What had impressed many people the most during the first run was the setting for which the set designer had won many awards. It's a two character play taking place near the top of one of the mountains in the Himalayas. All the action takes place on a ledge on an ice face of the mountain. The entire stage is a wall of ice extending from below your line of sight to above the theater's rafters. The set was very impressive and very well done. The two characters are amateur climbers, in their real life one is a physicist and the other is a district attorney. One of them has broken his leg, the other has injured his shoulder and much of their equipment has been lost. There's a two or three hour window of day light before snow starts and temperatures drop below where humans can stay alive. The play revolves around which if either, will survive.
I found the first third of the play somewhat pompous, "show offy" and dated. But as the action and situation wound up, there was no intermission, the play and the performance improved a great deal and I was very impressed by the time we reached the end. The district attorney character is presented as a loner who loses himself in anonymous recreational sex; the physicist is a reformed hippie who has married and settled down but who puts up a front of being anti-establishment. The action is resolved by the district attorney saving himself and leaving the physicist to die; he had first refused to do that because he would have had to live with the consequences all his life. The physicist convinced him to do it to be able to bring a message to the physicist's young son.
The actors played the roles well.

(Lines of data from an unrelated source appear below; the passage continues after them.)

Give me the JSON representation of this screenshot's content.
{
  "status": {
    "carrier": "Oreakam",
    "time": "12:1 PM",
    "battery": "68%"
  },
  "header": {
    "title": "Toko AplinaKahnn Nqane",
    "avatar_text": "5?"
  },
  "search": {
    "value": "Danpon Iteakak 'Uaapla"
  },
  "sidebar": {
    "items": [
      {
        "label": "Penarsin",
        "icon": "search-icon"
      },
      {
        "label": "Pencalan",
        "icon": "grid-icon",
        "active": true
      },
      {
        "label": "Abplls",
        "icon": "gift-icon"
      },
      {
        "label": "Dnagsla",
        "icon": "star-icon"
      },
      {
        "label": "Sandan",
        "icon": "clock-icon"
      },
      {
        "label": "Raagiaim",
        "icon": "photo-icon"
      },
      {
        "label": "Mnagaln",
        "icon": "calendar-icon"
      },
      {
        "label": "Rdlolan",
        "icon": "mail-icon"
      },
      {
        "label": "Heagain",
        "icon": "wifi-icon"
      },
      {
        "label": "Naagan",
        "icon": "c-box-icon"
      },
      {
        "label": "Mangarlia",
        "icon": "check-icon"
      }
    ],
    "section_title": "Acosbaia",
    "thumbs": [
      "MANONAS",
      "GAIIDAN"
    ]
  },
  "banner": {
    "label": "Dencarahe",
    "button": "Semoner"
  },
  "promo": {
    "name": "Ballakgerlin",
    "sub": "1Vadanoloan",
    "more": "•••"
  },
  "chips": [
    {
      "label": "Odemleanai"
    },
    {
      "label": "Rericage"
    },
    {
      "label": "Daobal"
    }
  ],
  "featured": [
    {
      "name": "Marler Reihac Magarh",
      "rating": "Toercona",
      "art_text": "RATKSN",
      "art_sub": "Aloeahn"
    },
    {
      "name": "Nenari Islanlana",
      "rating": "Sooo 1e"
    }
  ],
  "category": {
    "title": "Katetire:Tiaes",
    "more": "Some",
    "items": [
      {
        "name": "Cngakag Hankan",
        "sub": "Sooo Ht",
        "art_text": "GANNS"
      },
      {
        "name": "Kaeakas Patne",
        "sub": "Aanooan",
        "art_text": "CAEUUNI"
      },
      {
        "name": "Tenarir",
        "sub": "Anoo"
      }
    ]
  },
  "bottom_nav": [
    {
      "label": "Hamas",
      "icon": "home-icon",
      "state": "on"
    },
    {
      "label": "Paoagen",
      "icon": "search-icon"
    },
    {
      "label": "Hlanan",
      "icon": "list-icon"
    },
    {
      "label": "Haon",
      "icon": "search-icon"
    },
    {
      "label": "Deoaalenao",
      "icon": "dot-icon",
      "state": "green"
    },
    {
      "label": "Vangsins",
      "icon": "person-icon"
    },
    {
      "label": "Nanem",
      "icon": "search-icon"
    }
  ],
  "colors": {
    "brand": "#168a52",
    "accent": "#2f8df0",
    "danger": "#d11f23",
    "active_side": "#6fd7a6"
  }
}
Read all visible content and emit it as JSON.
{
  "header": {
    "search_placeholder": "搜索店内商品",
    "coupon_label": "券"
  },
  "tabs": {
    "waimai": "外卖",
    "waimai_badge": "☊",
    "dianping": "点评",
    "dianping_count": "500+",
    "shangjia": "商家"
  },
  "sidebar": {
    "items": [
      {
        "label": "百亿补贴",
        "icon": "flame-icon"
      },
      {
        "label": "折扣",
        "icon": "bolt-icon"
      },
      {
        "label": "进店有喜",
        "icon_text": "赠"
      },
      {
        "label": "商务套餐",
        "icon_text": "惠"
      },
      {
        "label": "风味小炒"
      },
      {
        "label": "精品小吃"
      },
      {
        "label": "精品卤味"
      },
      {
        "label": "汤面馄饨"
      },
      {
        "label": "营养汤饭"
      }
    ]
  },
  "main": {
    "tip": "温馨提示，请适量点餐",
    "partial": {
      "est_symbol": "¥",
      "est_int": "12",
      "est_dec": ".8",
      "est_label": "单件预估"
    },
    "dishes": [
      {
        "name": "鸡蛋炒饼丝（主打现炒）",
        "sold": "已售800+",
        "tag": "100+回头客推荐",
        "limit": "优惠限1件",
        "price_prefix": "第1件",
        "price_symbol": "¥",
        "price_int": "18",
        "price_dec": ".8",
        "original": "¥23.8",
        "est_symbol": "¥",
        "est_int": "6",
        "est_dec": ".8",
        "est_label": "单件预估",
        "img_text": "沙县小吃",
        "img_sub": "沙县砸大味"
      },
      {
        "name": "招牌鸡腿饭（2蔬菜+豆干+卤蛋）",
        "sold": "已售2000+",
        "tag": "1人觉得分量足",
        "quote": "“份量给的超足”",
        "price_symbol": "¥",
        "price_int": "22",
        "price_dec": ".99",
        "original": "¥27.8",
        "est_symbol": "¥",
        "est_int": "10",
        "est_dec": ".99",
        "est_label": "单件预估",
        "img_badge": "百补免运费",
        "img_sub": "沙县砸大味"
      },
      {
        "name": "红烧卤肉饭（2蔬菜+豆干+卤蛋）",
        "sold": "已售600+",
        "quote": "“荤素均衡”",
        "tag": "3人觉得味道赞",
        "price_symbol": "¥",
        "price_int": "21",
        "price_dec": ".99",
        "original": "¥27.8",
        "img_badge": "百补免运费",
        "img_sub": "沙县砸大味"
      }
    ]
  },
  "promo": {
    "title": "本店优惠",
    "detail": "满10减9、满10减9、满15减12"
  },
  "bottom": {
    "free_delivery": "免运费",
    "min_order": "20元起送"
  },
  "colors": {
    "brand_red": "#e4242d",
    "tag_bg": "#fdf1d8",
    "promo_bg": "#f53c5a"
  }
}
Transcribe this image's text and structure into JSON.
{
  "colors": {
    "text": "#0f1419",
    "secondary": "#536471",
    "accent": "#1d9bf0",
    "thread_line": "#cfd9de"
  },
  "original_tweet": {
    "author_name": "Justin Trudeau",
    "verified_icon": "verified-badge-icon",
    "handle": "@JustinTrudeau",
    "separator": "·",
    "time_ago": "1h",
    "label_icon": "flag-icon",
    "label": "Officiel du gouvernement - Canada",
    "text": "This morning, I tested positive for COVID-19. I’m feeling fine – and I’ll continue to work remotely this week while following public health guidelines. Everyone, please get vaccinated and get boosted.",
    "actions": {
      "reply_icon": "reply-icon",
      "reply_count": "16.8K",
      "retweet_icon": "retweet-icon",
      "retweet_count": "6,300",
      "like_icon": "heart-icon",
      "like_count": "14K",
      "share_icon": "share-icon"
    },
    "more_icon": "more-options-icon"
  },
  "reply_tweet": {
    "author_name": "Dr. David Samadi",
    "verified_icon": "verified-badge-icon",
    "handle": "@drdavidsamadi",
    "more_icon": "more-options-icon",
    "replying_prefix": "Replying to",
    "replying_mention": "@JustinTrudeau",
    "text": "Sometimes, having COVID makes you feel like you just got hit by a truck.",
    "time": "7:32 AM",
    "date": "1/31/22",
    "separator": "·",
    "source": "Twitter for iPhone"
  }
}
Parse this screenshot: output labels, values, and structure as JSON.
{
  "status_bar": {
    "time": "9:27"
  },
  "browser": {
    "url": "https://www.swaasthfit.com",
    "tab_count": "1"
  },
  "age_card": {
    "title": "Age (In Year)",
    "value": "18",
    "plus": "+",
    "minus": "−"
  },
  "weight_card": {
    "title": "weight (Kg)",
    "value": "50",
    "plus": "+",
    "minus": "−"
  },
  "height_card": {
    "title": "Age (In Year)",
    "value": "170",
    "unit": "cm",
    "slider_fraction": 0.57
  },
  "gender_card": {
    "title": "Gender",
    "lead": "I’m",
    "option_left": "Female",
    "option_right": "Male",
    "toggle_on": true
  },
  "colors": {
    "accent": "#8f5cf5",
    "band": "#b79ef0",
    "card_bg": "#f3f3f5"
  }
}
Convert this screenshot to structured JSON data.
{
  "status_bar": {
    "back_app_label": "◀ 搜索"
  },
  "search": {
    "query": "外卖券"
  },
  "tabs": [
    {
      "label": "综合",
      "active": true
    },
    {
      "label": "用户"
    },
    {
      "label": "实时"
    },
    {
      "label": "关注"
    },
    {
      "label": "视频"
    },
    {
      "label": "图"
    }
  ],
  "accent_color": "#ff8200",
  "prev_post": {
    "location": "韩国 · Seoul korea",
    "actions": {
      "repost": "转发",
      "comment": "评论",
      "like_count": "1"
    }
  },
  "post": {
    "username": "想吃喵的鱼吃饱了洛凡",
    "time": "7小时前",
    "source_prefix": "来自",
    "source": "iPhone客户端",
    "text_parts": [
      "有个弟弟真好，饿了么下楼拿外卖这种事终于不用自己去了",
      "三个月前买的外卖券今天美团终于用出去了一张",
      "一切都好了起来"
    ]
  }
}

At first I thought that the district attorney was played by the same actor who was the boxer in a recent production of Camino Real; but he just looked similar. There was one minor jarring point where the district attorney is speaking about his relationship to tomato sauce which is based upon the innumerable Italian family dinners he had been at. A line was shoved into the play to somehow explain why an African-American was raised by an Italian family.
Who's Who in K2
Taylor Craig Wallace
Harold Rick Holmes
DIRECTOR Wendy C. Goldberg
SET DESIGNER Ming Cho Lee